Talking with other moms is my best medicine. 
Knowing I am not alone, hashing through parenting concerns with others who are in the trenches too (rather than relying solely on "experts" who know nothing of my particular circumstance) have been my saving grace six-times over. Other moms are the only way I end up believing that despite my struggles, I am doing a really good job. And that knowledge is often enough to break the depression fog. It is not easy. It requires some effort and help, but when I say break the fog I mean move from that hopeless, helpless place, to the place where I can begin searching for solutions.

When it comes to postpartum depression, healthy mothering begins with recognizing risks and knowing what to look for. From there it is important to identify what your potential triggers may be and then foster an environment that helps you manage those risks.

Reach Out and Recharge


So if you can relate to me and your danger zones are isolation and sleep deprivation, take a nap. Forget the chores and go to bed early. Plan a girls night or a ladies lunch. If you can't get out, bring them to you. Share some hot chocolate or hummus with another mom who won't judge your laundry mountain or you raccoon eyes from that time you actually put on makeup last Tuesday. If all else fails, pick up the phone. Have a chat. Because moms need other moms. Depression or not, we all need to know we are not alone. It will do wonders for helping you recharge and get back to putting your child first.

To learn more about symptoms of postpartum depression click here

To explore some options for help, click here, here, or talk to your doctor or another mother.

Please share with us what helps you stay healthy, focused, or balanced in your mothering.

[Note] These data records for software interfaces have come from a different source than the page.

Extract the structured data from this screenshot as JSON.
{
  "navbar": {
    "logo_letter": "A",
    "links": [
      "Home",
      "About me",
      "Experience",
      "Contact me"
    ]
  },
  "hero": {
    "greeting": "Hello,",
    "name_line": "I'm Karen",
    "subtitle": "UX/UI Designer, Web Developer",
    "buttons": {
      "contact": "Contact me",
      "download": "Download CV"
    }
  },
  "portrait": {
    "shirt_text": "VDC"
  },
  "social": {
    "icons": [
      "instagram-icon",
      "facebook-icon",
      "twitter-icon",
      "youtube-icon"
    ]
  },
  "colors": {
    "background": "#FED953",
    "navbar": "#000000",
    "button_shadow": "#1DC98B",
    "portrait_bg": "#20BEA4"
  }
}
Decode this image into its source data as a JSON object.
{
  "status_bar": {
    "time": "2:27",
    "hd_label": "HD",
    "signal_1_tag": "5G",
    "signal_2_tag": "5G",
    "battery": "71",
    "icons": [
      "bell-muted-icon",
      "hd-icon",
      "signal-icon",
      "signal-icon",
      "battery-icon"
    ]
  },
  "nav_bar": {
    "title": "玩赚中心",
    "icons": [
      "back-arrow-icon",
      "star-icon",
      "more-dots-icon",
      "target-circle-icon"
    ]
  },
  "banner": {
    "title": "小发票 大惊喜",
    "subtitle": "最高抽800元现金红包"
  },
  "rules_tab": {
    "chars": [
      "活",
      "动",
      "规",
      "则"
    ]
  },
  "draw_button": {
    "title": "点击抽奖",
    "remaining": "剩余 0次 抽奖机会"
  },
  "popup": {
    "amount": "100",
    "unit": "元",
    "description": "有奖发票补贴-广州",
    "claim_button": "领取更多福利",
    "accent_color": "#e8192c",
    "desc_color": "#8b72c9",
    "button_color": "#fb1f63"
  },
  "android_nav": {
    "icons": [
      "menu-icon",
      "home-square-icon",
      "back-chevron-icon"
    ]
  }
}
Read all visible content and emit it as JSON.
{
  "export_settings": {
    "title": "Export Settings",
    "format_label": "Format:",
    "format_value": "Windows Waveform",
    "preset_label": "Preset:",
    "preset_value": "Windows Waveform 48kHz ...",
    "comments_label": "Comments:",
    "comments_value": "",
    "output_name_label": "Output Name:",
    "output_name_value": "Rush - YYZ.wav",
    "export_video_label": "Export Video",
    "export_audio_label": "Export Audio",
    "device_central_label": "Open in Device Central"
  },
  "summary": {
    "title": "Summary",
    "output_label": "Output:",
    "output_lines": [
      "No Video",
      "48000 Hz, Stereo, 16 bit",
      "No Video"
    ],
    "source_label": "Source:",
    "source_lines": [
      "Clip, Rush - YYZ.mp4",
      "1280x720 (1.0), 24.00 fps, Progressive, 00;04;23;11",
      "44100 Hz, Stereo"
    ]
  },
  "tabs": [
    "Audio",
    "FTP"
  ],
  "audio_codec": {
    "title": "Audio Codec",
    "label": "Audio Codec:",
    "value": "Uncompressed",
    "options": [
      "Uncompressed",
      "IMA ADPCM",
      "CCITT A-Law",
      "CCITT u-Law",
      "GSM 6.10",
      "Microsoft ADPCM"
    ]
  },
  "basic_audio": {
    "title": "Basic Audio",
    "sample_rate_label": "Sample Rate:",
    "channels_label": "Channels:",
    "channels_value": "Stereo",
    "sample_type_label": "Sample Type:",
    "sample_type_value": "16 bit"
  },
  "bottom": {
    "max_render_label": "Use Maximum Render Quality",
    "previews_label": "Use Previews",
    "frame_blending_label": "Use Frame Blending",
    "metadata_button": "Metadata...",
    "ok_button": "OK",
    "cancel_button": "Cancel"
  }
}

And keep an eye out for a future post about what you can do to support other moms.